Terpenoids and sterols, in general, have been shown to exert antioxidant properties owing to their hydroxyl group that participates via hydrogen atom transfer or single electron transfer mechanism in quenching reactive oxygen species [24, 25]. It has been demonstrated that phytosterol components such as campesterol, β-sitosterol, and stigmasterol have been shown to exhibit scavenging activities against DPPH radical and provide hepato- and neuro-protection of hydrogen peroxide-induced oxidative stress levels [25, 26]. Isomers of amyrin isolated from Myrcianthes pungens leaves revealed high antioxidant activity with antioxidant protection equivalent to the Trolox of 137 and 129% for α-and β-amyrin, respectively, at 500 μg/mL [27].

3.3. Antibacterial Activity

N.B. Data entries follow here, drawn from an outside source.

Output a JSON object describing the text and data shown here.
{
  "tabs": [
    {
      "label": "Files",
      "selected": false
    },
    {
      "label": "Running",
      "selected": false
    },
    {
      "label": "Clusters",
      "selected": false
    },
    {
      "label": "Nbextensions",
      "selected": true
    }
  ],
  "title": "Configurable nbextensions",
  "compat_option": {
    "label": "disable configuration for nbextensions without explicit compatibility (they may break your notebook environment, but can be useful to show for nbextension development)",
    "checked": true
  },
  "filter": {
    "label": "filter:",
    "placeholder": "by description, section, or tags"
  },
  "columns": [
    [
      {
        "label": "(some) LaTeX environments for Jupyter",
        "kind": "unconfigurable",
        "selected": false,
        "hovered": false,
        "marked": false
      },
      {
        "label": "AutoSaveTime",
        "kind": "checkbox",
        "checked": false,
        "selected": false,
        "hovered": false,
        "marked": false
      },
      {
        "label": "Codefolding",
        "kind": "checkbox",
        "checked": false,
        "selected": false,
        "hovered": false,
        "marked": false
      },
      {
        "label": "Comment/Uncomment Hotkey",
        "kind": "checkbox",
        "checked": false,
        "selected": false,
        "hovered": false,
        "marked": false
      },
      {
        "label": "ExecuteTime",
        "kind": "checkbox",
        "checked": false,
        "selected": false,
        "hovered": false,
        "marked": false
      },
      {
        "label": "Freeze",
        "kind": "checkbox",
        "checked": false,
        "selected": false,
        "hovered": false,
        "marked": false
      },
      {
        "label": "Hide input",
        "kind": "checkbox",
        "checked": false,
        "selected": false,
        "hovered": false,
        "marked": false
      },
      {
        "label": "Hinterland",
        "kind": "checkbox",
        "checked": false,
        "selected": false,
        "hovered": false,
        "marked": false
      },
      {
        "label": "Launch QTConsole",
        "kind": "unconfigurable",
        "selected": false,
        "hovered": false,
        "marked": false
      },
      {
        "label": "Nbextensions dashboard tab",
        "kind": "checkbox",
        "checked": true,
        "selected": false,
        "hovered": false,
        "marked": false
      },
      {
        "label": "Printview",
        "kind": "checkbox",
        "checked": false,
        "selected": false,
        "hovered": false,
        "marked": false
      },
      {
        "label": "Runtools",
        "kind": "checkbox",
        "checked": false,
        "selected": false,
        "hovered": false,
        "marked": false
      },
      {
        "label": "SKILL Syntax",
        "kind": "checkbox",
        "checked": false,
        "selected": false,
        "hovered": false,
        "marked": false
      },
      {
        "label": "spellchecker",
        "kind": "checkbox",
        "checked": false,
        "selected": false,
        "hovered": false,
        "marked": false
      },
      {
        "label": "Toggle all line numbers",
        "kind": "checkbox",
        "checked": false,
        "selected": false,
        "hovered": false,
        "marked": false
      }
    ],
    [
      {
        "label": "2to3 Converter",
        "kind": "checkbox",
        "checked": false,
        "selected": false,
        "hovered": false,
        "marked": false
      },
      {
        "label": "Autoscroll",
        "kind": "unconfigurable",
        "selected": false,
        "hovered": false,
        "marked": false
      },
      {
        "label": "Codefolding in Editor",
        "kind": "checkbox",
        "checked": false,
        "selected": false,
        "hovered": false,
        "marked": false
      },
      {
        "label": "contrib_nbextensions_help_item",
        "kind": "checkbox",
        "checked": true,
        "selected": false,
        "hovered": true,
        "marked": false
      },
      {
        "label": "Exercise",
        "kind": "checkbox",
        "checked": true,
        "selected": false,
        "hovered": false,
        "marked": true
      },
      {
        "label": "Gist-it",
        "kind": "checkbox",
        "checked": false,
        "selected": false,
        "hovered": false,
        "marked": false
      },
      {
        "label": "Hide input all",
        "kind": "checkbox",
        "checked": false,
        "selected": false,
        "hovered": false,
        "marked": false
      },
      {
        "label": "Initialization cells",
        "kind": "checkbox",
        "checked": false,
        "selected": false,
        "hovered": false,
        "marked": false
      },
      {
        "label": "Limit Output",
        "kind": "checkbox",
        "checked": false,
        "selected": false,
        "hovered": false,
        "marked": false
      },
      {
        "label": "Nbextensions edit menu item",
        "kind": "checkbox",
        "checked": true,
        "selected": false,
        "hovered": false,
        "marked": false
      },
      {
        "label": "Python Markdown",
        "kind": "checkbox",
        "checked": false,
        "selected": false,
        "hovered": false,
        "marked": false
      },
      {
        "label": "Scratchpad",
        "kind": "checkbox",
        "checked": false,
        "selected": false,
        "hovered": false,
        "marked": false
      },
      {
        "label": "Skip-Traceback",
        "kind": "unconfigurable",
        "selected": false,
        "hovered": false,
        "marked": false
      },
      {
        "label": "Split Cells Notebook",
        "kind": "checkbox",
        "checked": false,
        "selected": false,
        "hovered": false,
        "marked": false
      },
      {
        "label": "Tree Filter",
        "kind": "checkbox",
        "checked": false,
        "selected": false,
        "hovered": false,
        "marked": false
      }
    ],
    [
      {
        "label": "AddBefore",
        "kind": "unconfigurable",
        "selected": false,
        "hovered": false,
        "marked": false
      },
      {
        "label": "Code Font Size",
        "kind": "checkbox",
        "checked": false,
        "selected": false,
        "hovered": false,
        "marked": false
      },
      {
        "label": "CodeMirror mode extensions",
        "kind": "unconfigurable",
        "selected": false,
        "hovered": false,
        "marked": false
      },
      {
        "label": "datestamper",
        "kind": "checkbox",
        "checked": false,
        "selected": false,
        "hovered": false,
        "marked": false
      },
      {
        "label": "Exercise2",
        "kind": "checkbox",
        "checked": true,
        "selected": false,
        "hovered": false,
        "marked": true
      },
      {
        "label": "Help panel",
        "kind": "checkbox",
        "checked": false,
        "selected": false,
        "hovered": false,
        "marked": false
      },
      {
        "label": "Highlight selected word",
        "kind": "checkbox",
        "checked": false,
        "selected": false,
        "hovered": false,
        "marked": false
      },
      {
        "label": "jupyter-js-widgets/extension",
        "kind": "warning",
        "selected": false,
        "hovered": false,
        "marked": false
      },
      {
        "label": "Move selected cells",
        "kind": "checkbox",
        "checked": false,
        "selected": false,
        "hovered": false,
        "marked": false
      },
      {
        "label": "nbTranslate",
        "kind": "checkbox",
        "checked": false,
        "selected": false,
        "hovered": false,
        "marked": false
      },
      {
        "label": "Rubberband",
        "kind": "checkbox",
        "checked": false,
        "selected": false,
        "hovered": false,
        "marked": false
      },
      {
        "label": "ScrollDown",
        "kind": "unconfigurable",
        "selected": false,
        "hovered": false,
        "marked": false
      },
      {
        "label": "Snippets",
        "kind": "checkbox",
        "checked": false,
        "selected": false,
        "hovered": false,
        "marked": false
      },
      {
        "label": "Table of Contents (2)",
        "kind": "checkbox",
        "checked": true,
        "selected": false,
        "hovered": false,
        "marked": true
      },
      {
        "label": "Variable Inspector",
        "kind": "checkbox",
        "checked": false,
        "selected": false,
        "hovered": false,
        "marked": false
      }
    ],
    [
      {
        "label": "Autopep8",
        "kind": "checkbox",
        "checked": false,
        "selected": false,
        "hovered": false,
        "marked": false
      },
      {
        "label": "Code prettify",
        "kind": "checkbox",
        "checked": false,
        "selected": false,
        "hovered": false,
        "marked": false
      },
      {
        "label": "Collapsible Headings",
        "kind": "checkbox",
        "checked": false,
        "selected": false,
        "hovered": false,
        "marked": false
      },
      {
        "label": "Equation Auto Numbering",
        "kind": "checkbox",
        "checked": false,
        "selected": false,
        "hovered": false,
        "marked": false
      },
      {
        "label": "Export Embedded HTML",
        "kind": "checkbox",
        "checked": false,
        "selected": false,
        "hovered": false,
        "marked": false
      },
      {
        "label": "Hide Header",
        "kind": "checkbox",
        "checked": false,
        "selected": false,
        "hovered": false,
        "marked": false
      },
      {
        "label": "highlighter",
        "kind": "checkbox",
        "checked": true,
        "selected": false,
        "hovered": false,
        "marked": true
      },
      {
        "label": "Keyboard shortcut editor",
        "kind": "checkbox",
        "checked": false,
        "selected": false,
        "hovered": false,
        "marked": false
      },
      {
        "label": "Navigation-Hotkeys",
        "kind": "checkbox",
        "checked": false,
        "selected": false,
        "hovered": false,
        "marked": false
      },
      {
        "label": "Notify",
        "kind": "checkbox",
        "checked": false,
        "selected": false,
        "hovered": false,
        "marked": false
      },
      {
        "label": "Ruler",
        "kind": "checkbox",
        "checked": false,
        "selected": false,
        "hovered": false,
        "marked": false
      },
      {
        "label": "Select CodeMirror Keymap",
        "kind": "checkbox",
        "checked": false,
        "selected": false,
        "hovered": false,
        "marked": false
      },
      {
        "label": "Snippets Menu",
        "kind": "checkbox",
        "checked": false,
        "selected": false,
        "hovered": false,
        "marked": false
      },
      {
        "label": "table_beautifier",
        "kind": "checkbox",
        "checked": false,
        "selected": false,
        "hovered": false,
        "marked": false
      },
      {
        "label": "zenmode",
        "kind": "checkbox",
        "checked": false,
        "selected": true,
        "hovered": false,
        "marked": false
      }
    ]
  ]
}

The antibacterial potential of SDEE against 5 common food pathogens is shown in Table 3. The extract was found to exhibit significant inhibitory activity against E. coli and S. typhi with 10.3 and 11.7 mm zone of inhibition, respectively, at 0.1 mg/mL. The MIC showed that 40 and 35 μg/mL of the extract were able to inhibit the growth of E. coli and S. typhi, respectively. The extract was not active or did not show antibacterial activity in S. aureus, B. cereus, and P. aeruginosa at 0.1 mg/mL.

The antibacterial activity of SDEE can be attributed to the high amyrin content which was also observed by Abdel-Raouf et al. [28] in several algal extracts containing β-amyrin exerting antibacterial activities against the 5 pathogens tested in this study. In a separate study, hexane extract of Manilkara subsericea fruit which is mostly α-andβ-amyrin acetate showed a MIC value of 250 μg/mL against S. aureus [29]. Aside from amyrin, Alawode et al. [30] reported that phytosterols, specifically stigmasterol and β-sitosterol that were isolated from Icacina trichantha, showed high antimicrobial properties against B. subtilis, E. coli, and C. albicans.

The regulatory activity of amyrin including other triterpenoids in disrupting pathways responsible for cell division and protein synthesis, as well as destabilization of bacterial cell membrane and inhibition of cell growth are some of the plausible mechanisms of action of these compounds [31]. Furthermore, these compounds also cause disorganizing effects on cardiolipin-rich domains present in the membrane of E. coli as demonstrated by Broniatowski et al. [32].

4. Conclusion

Extraction, saponification, and diethyl ether fractionation of the unsaponifiable matter of pili pulp oil showed strong antioxidant properties as measured by its scavenging activity against DPPH radical and lipid peroxidation inhibition activities and are found to be comparable to α-tocopherol, a known antioxidant compound. The extract also exerts antibacterial activities against E. coli and S. typhi which are bacterial pathogens of concern, especially in food preparation. GCMS profiling revealed 18 compounds majority of which are cyclic triterpenes and phytosterols such as α- and β-amyrin, lupenone, β-sitosterol, brassicasterol, and stigmasterol. Our results suggest that these bioactive compounds are responsible for the observed bioactivities which may provide desirable health benefits.

Data Availability

Datasets related to this article will be made available upon request.


An earlier version of the manuscript was presented as a preprint in “Extraction Profiling and Characterization of Phytosterols and Triterpenoids from Pili (Canarium ovatum Engl.) Pulp Oil Exhibiting Antioxidant and Antibacterial Properties” in the following link “https://www.authorea.com/doi/full/10.22541/au.166438496.66139421/v1” [33].

Conflicts of Interest

The authors declare that they have no conflicts of interest.

Authors’ Contributions

N.G.D. conceived and designed the experiment and wrote the first draft of the manuscript. A.C.T.K., R.D.P.A., and C.R.T. conducted the experiment. L.J.P. provided technical expertise in the design of the experiment and provided insights into the preparation of the manuscript. All authors contributed to and approved the final draft of the manuscript.


The authors would like to acknowledge the National Institute of Molecular Biology and Biotechnology, University of the Philippines Los Baños, College, Laguna, Philippines, as for the funding support under the BIOTECH Core Project.